YOUR INSTRUCTIONS
Pull every line containing "classes" from the entries.

EXTRACTED INFORMATION
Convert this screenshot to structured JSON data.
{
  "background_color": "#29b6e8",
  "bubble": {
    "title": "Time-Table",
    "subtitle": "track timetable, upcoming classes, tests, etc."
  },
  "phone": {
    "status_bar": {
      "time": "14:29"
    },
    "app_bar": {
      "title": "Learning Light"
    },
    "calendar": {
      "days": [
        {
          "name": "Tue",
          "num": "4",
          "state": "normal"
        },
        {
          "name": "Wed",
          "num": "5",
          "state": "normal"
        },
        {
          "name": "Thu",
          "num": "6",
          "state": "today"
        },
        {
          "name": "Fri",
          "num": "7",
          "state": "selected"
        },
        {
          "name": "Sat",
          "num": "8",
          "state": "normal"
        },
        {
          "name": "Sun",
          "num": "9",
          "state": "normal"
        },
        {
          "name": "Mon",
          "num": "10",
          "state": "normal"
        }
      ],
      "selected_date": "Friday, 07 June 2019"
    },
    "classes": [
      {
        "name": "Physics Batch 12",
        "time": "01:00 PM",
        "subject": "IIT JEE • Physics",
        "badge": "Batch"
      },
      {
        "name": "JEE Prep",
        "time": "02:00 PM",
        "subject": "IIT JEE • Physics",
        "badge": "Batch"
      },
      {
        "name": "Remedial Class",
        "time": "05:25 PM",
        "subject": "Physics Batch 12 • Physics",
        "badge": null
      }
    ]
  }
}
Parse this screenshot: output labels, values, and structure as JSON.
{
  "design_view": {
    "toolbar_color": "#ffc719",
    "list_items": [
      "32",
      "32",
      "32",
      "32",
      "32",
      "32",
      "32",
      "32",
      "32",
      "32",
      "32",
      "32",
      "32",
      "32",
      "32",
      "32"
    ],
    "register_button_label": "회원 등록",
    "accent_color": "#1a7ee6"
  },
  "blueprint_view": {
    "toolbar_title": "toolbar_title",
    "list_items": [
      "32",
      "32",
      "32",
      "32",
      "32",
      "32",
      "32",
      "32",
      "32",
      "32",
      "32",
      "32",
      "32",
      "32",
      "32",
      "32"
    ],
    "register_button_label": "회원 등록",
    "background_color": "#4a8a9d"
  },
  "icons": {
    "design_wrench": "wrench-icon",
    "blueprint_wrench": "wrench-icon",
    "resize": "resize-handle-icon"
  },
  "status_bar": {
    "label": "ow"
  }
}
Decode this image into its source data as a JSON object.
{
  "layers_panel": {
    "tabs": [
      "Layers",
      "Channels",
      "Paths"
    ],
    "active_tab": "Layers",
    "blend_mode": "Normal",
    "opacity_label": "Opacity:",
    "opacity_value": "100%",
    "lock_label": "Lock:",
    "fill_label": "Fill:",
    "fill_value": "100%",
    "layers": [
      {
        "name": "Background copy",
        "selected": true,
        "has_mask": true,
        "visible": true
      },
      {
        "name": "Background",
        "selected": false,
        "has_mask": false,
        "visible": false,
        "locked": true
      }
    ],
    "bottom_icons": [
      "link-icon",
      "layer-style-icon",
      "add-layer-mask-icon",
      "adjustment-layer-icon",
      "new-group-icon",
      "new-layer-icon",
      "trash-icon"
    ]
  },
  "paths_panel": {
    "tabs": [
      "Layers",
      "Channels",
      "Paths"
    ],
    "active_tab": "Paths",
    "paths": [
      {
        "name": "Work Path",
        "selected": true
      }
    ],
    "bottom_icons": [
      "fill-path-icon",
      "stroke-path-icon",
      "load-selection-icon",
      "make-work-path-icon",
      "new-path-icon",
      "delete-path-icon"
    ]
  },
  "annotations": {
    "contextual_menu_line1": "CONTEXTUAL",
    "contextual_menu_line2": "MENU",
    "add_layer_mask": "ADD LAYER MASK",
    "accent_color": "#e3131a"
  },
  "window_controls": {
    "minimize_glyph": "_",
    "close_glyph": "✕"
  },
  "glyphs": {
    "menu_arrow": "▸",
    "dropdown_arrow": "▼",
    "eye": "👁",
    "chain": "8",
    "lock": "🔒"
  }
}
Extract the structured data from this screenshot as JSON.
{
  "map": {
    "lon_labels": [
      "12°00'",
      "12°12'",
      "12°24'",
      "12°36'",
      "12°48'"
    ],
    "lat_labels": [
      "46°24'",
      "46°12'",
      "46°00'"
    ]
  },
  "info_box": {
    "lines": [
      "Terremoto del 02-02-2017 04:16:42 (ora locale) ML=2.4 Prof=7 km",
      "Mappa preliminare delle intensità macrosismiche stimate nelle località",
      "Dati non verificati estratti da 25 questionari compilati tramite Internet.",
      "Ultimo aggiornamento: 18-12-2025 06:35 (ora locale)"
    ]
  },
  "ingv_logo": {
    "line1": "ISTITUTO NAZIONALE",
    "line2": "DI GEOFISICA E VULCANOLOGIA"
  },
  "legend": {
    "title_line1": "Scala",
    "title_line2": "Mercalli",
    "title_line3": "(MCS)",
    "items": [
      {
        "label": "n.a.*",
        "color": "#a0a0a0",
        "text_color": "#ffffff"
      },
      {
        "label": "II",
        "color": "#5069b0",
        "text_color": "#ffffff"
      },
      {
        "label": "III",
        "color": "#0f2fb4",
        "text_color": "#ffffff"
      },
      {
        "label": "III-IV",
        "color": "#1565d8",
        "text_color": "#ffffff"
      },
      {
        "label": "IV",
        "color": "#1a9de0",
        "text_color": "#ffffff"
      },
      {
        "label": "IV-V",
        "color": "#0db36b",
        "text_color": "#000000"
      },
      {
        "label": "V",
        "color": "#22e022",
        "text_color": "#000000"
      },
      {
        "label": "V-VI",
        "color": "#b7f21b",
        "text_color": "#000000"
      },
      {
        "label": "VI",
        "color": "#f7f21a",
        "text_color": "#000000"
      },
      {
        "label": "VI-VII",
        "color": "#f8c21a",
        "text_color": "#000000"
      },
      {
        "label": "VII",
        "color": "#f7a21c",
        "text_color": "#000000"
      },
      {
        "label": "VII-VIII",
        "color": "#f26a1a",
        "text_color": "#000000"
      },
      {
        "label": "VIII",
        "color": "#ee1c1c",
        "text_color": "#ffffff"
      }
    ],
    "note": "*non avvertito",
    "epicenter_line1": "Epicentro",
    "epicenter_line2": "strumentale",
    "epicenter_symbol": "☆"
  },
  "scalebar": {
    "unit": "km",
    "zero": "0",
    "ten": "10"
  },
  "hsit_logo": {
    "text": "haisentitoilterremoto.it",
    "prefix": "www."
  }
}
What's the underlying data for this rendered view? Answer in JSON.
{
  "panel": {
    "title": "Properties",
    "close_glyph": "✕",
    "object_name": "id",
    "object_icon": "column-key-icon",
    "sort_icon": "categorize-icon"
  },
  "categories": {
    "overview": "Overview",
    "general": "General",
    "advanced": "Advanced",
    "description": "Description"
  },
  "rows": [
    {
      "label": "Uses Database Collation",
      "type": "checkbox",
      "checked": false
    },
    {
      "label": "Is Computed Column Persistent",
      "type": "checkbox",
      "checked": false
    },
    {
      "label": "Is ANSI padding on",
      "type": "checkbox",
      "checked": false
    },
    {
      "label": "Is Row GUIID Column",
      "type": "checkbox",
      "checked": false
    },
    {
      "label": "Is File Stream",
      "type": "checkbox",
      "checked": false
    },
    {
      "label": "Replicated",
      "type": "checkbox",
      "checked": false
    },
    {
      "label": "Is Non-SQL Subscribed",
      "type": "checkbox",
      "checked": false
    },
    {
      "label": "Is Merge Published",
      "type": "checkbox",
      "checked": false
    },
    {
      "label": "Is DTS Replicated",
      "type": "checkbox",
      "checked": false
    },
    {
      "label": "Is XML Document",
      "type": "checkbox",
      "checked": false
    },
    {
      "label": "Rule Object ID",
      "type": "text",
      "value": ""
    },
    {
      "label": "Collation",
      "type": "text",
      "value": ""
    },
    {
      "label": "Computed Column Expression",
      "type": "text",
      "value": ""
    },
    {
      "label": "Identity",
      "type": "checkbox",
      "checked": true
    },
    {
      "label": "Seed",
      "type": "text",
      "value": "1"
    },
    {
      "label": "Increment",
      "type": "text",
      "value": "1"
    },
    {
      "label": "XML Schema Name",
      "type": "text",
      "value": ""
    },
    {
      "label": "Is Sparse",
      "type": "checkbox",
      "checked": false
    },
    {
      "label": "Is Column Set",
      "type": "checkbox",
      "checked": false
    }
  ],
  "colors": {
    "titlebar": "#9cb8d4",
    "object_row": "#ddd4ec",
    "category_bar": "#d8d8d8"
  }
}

REPLY TO THE EXERCISE
    "subtitle": "track timetable, upcoming classes, tests, etc."
    "classes": [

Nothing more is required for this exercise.